All lines in the material containing the word "title" need to be copied.

════════════════

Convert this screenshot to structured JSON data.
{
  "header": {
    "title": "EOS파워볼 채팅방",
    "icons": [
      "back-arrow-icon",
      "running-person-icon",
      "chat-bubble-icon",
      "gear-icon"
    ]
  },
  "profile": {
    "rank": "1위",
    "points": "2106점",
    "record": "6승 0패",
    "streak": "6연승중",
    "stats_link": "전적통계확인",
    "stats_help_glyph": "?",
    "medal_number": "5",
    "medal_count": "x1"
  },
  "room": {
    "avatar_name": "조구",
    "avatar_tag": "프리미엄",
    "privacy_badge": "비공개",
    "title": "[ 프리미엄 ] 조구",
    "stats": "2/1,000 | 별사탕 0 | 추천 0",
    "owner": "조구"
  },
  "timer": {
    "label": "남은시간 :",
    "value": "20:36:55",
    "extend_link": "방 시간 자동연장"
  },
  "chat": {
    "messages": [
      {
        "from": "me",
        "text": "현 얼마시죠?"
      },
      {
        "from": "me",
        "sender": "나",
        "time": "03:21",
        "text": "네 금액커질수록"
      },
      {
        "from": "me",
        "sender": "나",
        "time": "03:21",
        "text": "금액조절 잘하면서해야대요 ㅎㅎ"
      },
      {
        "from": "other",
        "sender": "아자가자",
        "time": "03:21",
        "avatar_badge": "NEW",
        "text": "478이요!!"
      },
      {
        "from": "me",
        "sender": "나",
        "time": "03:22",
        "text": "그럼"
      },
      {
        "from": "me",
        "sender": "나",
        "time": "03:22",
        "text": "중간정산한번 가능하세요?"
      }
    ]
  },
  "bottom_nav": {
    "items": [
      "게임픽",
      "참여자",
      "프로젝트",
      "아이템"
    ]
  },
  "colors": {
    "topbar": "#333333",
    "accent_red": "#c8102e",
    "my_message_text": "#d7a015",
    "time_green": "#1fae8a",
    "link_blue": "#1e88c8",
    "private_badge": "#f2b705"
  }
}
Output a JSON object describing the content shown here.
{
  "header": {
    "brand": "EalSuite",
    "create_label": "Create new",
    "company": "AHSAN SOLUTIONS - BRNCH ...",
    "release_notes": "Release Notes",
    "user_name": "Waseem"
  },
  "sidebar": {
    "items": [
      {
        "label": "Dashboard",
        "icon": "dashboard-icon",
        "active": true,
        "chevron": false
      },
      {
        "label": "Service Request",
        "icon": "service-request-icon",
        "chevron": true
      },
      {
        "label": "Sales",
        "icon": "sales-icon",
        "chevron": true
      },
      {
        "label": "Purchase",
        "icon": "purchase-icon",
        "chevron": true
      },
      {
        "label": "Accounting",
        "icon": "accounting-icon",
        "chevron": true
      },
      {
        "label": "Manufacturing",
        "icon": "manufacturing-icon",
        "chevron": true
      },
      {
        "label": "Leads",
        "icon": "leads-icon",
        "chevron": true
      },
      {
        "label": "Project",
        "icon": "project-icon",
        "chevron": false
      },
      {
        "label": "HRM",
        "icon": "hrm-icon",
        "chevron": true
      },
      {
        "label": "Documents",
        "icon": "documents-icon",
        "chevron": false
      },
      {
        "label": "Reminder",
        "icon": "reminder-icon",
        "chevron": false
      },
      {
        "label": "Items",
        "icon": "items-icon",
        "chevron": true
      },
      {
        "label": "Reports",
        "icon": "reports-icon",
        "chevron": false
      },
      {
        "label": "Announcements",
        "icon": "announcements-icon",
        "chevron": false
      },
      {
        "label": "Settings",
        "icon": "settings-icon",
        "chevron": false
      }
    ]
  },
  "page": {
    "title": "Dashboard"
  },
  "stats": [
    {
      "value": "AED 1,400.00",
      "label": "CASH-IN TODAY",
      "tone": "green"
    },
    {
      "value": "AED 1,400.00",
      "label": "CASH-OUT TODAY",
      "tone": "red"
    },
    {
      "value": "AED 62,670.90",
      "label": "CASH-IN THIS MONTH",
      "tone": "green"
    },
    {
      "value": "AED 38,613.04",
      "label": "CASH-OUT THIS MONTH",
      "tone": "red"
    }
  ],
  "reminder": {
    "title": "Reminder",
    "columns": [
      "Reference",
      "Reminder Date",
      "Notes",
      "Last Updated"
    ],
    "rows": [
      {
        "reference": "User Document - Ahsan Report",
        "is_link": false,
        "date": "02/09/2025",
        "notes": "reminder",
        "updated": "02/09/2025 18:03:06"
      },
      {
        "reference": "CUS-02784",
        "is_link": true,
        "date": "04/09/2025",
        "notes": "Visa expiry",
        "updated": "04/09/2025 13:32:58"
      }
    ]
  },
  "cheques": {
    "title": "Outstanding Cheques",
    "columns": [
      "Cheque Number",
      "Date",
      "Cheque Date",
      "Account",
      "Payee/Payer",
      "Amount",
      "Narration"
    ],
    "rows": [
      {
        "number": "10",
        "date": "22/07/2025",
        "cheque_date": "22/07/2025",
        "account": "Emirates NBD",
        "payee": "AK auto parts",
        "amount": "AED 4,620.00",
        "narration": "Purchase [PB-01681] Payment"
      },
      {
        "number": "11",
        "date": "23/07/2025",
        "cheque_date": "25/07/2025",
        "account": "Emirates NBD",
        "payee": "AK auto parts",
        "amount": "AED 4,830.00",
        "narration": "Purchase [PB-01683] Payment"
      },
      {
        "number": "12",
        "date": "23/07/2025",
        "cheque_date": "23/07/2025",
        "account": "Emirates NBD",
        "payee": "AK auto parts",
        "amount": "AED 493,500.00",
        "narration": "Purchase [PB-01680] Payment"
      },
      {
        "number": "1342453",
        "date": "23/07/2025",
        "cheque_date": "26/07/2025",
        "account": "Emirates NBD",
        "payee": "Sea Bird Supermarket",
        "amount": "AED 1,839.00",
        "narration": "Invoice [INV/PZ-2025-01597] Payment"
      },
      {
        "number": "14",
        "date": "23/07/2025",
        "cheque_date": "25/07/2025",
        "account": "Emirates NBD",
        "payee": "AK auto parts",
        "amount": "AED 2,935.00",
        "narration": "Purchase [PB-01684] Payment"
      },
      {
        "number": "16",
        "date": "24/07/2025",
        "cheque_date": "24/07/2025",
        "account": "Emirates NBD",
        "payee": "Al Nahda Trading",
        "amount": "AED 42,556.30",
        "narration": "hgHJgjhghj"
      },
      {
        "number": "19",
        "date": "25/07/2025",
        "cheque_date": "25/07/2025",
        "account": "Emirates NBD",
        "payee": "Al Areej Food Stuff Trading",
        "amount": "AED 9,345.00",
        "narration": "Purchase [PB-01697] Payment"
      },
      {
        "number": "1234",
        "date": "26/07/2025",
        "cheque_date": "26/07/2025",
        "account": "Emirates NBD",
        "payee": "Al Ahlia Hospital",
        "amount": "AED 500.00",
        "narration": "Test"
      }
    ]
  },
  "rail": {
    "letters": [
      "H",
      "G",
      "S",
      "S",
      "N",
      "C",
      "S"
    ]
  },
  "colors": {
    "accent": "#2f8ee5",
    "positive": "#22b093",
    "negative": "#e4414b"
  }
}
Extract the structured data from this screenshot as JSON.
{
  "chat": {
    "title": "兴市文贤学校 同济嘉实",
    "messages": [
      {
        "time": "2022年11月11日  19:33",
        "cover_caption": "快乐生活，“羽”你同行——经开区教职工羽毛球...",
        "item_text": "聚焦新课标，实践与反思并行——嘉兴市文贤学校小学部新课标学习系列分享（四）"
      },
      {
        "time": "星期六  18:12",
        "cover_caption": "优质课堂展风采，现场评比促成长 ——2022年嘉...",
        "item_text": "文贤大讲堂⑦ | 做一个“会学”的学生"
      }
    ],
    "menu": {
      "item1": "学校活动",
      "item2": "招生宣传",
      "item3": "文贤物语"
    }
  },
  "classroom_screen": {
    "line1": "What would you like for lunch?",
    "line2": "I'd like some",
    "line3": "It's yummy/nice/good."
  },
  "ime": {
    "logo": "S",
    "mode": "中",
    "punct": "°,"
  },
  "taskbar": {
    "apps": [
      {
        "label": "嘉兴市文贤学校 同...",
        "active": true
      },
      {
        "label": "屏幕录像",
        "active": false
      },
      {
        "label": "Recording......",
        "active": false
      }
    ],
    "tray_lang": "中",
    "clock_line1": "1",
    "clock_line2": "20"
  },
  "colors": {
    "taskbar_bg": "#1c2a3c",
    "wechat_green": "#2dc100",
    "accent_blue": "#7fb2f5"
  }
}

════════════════

## Problem solution
    "title": "EOS파워볼 채팅방",
    "title": "[ 프리미엄 ] 조구",
    "title": "Dashboard"
    "title": "Reminder",
    "title": "Outstanding Cheques",
    "title": "兴市文贤学校 同济嘉实",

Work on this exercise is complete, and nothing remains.